A New York newspaperman a century ago, Eugene Campbell, wrote that the supreme force in American journalism was not the printing press, the pencil, the typewriter or the other implements of the trade, but the iron ball.
"Of course there is no actual, or ponderable, ball duly concocted of heavy metal," Campbell wrote in his unpublished history of newspapers, quoted by New Yorker writer A.J. Liebling. "It is merely a figmentum mentis, once aboard a newspaper, no one is ever laid off, or let out, or just plain fired. He is 'hit by the iron ball.' "
Figment of the imagination or not, I've avoided the iron ball for many a year, until now.
As soon as the news hit about the shaky finances of Alaska Dispatch News, everyone on the staff knew layoffs were coming. It was clear that for the newspaper to survive and earn a profit, the payroll would be reduced and the iron ball would have to take its toll.
Add up the years of reporting and editing experience that exited the premises this week and the number is staggering, though I've always thought such math creates a meaningless statistic, like sentencing someone to 199 years in prison.
I wish the Binkley family and the entire staff well in carrying on the tradition of diligent reporting that questions authority and seeks to inform readers.
My only advice: Reporting that makes the publisher uncomfortable from time to time is one sign of a newspaper doing its job. Something to guard against is the temptation to think that rewriting press releases and regurgitating the words of politicians qualifies as news coverage. It's really an invitation to irrelevancy.

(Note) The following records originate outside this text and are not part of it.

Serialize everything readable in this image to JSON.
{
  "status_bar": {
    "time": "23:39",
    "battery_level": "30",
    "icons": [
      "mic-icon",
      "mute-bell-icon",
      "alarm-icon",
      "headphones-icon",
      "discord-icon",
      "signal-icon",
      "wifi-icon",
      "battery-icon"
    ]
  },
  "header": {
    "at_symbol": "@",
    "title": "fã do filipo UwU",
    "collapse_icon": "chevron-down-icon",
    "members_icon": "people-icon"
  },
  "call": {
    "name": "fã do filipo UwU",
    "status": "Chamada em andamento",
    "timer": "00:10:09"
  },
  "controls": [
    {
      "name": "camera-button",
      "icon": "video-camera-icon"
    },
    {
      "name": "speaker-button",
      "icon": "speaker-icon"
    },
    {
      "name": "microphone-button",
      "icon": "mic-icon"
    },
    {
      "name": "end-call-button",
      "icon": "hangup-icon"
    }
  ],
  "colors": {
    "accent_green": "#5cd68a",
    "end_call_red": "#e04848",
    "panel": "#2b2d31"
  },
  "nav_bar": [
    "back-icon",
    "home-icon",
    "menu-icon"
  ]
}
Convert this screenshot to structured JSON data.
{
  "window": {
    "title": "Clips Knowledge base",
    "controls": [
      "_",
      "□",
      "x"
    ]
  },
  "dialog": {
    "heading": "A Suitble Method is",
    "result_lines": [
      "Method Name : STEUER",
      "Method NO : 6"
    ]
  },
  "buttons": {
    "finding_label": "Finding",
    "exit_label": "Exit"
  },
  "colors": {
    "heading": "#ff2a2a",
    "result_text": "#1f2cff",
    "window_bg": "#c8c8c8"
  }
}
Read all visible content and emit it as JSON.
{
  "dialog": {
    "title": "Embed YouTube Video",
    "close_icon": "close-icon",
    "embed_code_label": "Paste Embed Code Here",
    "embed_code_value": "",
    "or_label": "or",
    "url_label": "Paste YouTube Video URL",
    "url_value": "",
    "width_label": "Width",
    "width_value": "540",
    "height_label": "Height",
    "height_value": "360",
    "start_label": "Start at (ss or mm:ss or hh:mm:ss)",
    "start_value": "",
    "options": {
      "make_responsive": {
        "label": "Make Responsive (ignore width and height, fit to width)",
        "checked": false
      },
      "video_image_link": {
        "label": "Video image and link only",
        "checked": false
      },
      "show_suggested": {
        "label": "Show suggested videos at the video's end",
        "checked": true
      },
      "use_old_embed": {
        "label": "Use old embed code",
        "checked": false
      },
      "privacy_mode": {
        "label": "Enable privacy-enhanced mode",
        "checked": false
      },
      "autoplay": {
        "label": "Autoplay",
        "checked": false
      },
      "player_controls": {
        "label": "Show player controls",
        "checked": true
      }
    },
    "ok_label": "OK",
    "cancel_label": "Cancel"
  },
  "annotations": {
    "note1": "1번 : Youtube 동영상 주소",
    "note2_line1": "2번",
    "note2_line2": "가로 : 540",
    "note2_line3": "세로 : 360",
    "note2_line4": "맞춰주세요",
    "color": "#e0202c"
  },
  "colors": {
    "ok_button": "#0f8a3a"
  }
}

The never-ending challenge with a shrinking staff will be to find time to dig beneath the surface and unravel complex questions, while filling the newspaper and getting fresh material on the website. That kind of balance is easy to describe, difficult to achieve.
I began work in newspapers in 1976 covering sports in Fairbanks, working on an electric typewriter, a chain-smoking 23-year-old. Writing has never been an easy thing for me and I will never master it, but I have the discipline to keep trying to learn.
I handled any manner of writing and editing assignments for the Fairbanks Daily News-Miner until 2013, when Tony Hopfinger offered me a job at the online Alaska Dispatch news site. I remained after the transition that followed the purchase of the Anchorage Daily News.
It's been a privilege to work with and get to know those who came from the Dispatch and those who spent many years at the Daily News. I always had a warm welcome on my forays to Anchorage.
The practice of finishing one piece of writing and immediately thinking about the next one is more than a habit with me.
For 25 years, I have recited what sports writer Red Smith said was the columnist's prayer, "Give us this day our daily plinth."
In architecture, a plinth is the base of a column. I have found a basis for columns in everything from the time I set my house on fire with oiled rags and spontaneous combustion to mind-numbing segments on oil taxes that probably only had dozens of readers.
This is my last column in this space, but I am not done writing about issues in Alaska just yet. I am considering a few opportunities and have another book in the works. I've been hit by the iron ball, but it's not fatal.
Thanks for reading. So long until the next time.
Dermot Cole can be reached at firstname.lastname@example.org.